We have defined the competencies in much more detail at four levels ranging from ‘new recruit’ to ‘airport director’. An initial version was piloted with considerable success at Dublin Airport Authority, which subsequently adapted the template to their own circumstances and continue to use it.
The overall framework has also been introduced in London City Airport. And, in recognition of its CEO’s Irish origins, we have used the shamrock (above) as a motif for summarising it!
As it stands, there is, as yet, no common agreed framework for leadership that runs across the sector. Not surprisingly, airports have tended to develop their own models of leadership and own competencies that they believe are unique to them.
After all, airport leaders operate under different business models and don’t all have the same degree of freedom. They have different owners, operate under different models, in different circumstances and with very different sizes and complexity.
Despite these differences, all airports carry out the same principal functions. As the tutors on ACI World’s strategic HR programme, we find that despite coming from many different backgrounds, our participants have more in common than they have differences.
And, industry leaders such as Dr Yiannis Paraschis, chairman ACI World, point out that while circumstances are very different in mature markets to the developing world, airports everywhere have increasingly become fully fledged businesses where it is important for leaders to have a business and entrepreneurial mindset when striving for performance in a regulated market.
There would be potential to develop this framework in a way that could be used more widely. The model is generic enough to encompass most situations. The emphasis put on different competencies would vary from airport to airport, and other specific competencies could be added as required.
There would be great benefits for the sector if a broad cross sector framework could be developed as has been done in some of the most successful global multi-nationals. A common language would make it easier to identify and develop potentially talented people, transfer learning between airports, and facilitate staff exchanges and development.
Standards would be lifted as airports, particularly the smaller ones, begin to understand the leadership agenda more clearly.

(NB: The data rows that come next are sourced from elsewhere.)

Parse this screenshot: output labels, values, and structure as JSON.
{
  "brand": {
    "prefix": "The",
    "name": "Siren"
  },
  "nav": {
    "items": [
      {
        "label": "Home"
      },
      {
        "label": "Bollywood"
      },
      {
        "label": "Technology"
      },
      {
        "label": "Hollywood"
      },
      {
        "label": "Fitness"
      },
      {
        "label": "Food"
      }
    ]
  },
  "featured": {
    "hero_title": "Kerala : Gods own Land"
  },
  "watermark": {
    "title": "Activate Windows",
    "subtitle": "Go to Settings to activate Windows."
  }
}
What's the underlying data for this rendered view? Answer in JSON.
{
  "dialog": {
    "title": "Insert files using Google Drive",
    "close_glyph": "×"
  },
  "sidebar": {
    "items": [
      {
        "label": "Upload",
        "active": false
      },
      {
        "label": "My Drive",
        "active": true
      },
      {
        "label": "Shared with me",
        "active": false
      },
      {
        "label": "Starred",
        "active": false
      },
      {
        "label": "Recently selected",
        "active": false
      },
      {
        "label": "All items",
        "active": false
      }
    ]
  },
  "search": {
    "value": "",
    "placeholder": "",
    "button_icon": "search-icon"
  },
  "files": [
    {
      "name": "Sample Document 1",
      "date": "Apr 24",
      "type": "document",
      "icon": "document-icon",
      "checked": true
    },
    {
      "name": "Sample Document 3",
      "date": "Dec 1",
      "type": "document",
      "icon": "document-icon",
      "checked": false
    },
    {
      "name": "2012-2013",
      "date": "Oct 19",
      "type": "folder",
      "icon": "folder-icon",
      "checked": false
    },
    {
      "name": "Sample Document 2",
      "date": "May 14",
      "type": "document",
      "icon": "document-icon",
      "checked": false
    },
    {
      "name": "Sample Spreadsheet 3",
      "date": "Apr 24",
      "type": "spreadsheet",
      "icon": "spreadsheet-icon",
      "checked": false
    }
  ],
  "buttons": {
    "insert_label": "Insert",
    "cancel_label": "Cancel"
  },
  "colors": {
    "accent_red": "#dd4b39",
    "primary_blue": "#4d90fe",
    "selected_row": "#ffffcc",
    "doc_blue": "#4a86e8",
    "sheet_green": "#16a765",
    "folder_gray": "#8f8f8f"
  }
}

Realistically, developing a shared understanding and agreement on a topic as difficult as leadership within the airport sector is always up for debate. And where best to do it than at our Leadership and Change Management Forum in Bologna in October this year where you can hear from experts in the field!
In the meantime, it is important for airports to recognise that leadership really matters, and take stock in the best way they can of the leadership talent they have at their disposal as well as what they will need in the future.